Collection entries:
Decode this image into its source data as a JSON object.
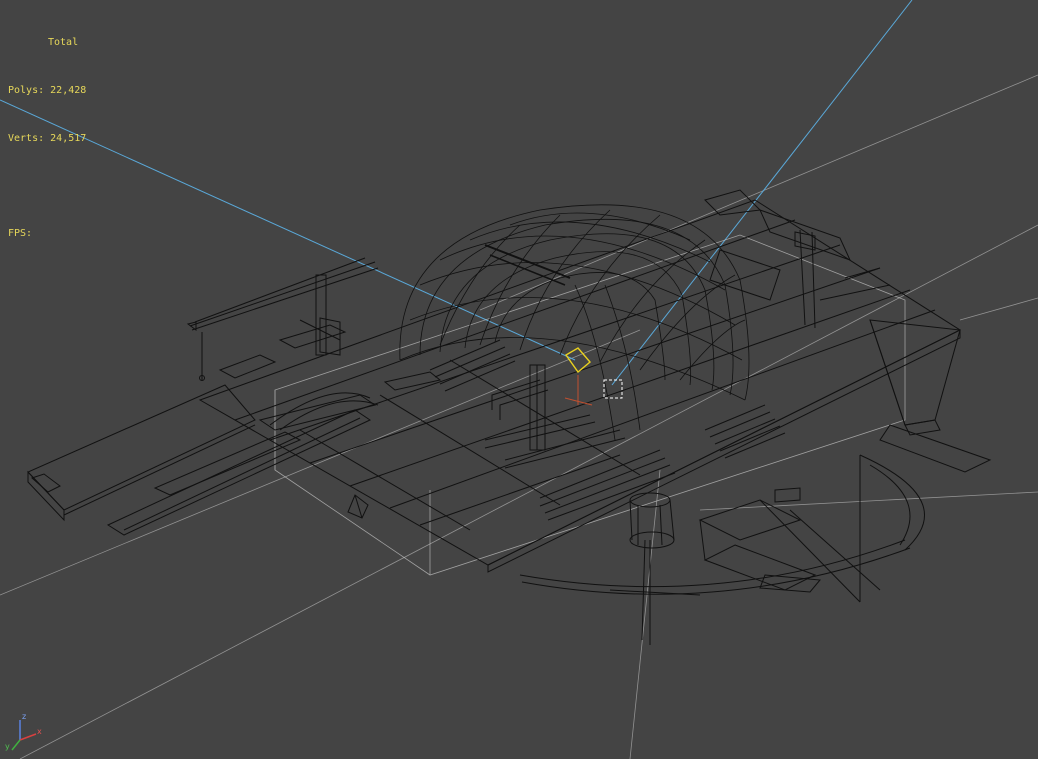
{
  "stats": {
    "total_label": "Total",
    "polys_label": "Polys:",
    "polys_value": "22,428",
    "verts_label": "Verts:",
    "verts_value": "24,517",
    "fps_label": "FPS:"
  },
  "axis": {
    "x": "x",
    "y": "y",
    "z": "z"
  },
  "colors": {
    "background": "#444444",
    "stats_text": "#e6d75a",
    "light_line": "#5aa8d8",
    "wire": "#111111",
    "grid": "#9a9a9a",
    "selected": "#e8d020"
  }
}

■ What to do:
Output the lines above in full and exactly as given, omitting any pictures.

■ Response area:
Decode this image into its source data as a JSON object.
{
  "stats": {
    "total_label": "Total",
    "polys_label": "Polys:",
    "polys_value": "22,428",
    "verts_label": "Verts:",
    "verts_value": "24,517",
    "fps_label": "FPS:"
  },
  "axis": {
    "x": "x",
    "y": "y",
    "z": "z"
  },
  "colors": {
    "background": "#444444",
    "stats_text": "#e6d75a",
    "light_line": "#5aa8d8",
    "wire": "#111111",
    "grid": "#9a9a9a",
    "selected": "#e8d020"
  }
}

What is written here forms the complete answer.